Great article profiling Prem Watsa, a dubbed ‘Warren Buffett of Canada’, and his background. Watsa runs Fairfax Financial and is based in Canada, and for those who have not been introduced to Mr. Watsa, the article does a great job of explaining his path and eventual rise to Investing Guru status.
Like many popular value guys, Watsa ‘missed out’ out on the tech bubble and pre-crisis housing party, only to make large sums once the house of cards came crumbling down, making Watsa looking prescient. A noted contrarian, Watsa now has his eyes set on acquiring Blackberry (BBM). YES, that Blackberry- the one riddled with multiple setbacks and total loss in dominance of the mobile phone market once the Apple iPhone was introduced. As the company has announced various product flops and misfires, Fairfax had been adding to its stake in company stock since 2011, eventually reaching 5%.
Interestingly enough, Watsa has always shied away from tech companies, yet now finds himself trying to save one. With many questioning the company’s future, and others stating that the company should break itself apart, Watsa has put his faith in a company quickly burning through its cash stockpile. For many value investors, Blackberry would end up in the “Too Hard” pile- changing technologies and an uncertain future adding to its lack of want as a safe investment and perhaps revealing the inner workings of a falling knife. The story could end up very badly for both Mr. Watsa and BBM shareholders. In the meantime, however, it will be very interesting watching a smart man tackle a floundering company.
“The man with nothing to lose”
Watsa tries to save a Canadian icon
“Looking over Fairfax’s history, it’s evident the firm has shied away from technology companies. The fast-moving industry generally makes it too risky for long-term value investors. That’s why his pursuit of BlackBerry is surprising. In 2011, Fairfax held a 2.25% stake in the company. Watsa spoke to Canadian Business that November about his investment, saying that he was incredulous the company had fallen out of favour with investors when it still earned billions in revenue and kept a large cash pile on its balance sheet. He felt the PlayBook tablet, widely considered a flop, could be saved. (BlackBerry has all but abandoned it.) He also praised co-CEOs Jim Balsillie and Mike Lazaridis. “We’re shareholders because of Mike and Jim,” he said. “Imagine putting someone else [in].…That’s risky. I wouldn’t invest in a company that did that.” Two months later, Lazaridis and Balsillie resigned as co-CEOs, Thorsten Heins took over, Watsa joined the board and Fairfax raised its stake to more than 5%.”
“With all of these challenges and uncertainties, is BlackBerry really worth $9 a share today? As a value investor, Watsa is primarily concerned with getting a good price. In making a bid for the entire company, the Fairfax consortium gets access to BlackBerry’s cash pile—$2.6 billion as of the last quarter, though its quickly declining.

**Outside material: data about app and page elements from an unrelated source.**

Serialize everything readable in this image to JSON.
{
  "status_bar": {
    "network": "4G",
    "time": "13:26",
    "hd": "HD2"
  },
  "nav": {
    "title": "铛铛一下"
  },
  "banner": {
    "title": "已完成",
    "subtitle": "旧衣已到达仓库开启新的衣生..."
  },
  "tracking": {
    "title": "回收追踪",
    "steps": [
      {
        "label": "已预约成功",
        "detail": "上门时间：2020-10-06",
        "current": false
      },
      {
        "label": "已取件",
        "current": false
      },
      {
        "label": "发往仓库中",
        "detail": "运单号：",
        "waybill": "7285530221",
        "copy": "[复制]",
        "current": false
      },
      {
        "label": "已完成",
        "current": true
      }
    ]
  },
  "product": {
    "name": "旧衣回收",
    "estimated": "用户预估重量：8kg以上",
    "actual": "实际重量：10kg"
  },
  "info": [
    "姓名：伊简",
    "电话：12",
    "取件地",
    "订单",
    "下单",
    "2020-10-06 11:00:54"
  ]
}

That’s a smart move from his perspective, since the cash can be used to pay back any loans required to finance the buyout, limiting the cost for Fairfax and its partners. Analysts are nevertheless divided on the company’s worth. One wildcard is BlackBerry’s patent portfolio. Gus Papageorgiou at Scotiabank wrote recently the company’s 5,136 patents could be worth $2.25 billion, reasoning that BlackBerry has filed almost as many patents as Apple during the smartphone boom, and these patents have a lifespan of roughly 12 years. That’s partly why he values BlackBerry at more than $10 a share, suggesting Watsa is getting a steal.”
It seems as if Fairfax has not been able to muster up enough support for its takeover of Blackberry. However, Fairfax has placed about $1 billion in financing for the organization, along with a group of institutional investors. In the meantime, current CEO Thorsten Heins has stepped down, and is being replaced by John Chen, who is being described as a turnaround specialist.
The Blackberry story is not over, yet, as Watsa and crew continue their support of the company.